**What you have to do:** Pick out all lines of the entries that include the word "name" and copy them.

**Provided entries:**

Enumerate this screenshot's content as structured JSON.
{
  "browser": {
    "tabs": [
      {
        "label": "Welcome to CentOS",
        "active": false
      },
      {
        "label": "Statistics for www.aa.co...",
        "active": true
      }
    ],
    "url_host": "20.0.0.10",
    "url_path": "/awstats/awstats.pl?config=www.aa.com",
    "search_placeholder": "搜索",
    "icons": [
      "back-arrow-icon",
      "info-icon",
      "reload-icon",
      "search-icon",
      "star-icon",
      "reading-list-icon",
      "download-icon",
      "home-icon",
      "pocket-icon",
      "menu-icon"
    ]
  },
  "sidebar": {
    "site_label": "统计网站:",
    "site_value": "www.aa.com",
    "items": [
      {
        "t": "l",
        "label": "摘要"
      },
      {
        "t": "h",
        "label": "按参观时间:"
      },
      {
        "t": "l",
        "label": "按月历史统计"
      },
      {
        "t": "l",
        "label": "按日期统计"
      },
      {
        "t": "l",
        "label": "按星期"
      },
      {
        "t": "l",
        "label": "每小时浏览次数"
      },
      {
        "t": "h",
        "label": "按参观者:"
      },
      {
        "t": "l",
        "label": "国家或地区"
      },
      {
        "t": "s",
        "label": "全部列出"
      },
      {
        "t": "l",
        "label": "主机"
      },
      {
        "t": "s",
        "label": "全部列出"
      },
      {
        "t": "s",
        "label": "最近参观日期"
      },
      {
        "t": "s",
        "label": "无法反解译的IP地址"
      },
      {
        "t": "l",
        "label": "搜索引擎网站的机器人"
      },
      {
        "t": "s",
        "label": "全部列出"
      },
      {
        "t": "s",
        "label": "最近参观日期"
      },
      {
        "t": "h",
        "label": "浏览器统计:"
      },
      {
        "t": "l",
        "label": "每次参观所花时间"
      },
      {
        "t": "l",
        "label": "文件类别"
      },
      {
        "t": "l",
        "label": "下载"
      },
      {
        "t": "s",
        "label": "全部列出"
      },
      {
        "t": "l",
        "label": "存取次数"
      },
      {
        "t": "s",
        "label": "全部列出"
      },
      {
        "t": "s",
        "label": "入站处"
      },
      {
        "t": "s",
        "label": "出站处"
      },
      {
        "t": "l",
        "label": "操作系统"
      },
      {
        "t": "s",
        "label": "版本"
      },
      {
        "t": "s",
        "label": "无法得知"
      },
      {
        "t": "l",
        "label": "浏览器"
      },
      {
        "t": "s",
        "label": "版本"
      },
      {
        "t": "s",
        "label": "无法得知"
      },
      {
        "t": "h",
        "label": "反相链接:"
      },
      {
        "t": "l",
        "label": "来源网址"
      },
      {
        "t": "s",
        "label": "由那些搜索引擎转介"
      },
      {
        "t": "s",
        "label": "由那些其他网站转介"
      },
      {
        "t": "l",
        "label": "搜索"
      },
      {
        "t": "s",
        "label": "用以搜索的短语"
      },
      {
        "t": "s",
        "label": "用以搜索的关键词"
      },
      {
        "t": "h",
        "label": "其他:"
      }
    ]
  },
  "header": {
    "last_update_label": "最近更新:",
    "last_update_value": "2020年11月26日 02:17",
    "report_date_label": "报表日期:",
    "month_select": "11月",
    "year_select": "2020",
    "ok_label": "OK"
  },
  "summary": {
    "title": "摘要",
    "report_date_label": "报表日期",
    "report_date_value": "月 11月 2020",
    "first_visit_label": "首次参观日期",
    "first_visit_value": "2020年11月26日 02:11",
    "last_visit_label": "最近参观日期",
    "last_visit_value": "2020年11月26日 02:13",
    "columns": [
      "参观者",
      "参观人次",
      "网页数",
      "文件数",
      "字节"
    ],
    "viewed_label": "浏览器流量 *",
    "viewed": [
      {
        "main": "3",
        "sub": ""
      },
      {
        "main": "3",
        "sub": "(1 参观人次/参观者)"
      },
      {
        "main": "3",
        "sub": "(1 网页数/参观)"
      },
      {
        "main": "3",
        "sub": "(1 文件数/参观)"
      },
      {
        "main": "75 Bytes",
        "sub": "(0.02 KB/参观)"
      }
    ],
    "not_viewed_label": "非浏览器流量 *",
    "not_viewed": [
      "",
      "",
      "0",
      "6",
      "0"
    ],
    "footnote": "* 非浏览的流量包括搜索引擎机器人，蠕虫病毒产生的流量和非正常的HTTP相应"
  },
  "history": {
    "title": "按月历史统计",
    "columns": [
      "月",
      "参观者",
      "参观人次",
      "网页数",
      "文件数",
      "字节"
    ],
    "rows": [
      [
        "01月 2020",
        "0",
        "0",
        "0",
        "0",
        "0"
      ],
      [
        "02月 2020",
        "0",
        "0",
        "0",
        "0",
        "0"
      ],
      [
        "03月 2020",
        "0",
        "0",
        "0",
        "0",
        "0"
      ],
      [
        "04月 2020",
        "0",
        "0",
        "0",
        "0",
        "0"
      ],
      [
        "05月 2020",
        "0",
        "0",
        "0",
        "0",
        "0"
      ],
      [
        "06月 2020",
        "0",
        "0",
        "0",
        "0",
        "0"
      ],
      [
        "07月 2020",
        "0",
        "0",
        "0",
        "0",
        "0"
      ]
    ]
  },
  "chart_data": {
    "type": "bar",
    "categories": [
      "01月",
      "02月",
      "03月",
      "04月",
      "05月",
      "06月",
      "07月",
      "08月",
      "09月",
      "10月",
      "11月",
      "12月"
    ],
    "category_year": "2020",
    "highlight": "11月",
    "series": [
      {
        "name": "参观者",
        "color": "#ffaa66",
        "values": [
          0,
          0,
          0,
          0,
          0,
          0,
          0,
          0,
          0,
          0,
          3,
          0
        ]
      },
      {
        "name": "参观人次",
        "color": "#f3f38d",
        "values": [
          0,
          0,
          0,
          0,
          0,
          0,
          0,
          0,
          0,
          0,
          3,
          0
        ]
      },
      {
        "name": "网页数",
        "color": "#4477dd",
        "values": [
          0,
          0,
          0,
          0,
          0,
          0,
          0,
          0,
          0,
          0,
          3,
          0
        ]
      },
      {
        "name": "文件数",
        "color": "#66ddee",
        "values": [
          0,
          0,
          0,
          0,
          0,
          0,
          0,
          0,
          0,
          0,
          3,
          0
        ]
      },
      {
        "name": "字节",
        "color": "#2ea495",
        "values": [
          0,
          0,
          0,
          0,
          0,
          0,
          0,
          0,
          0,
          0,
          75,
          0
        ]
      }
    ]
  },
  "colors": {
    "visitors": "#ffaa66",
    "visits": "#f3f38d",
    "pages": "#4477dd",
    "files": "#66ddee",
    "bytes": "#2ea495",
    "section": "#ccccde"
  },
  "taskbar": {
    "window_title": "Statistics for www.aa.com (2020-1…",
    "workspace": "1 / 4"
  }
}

**Response:**
        "name": "参观者",
        "name": "参观人次",
        "name": "网页数",
        "name": "文件数",
        "name": "字节",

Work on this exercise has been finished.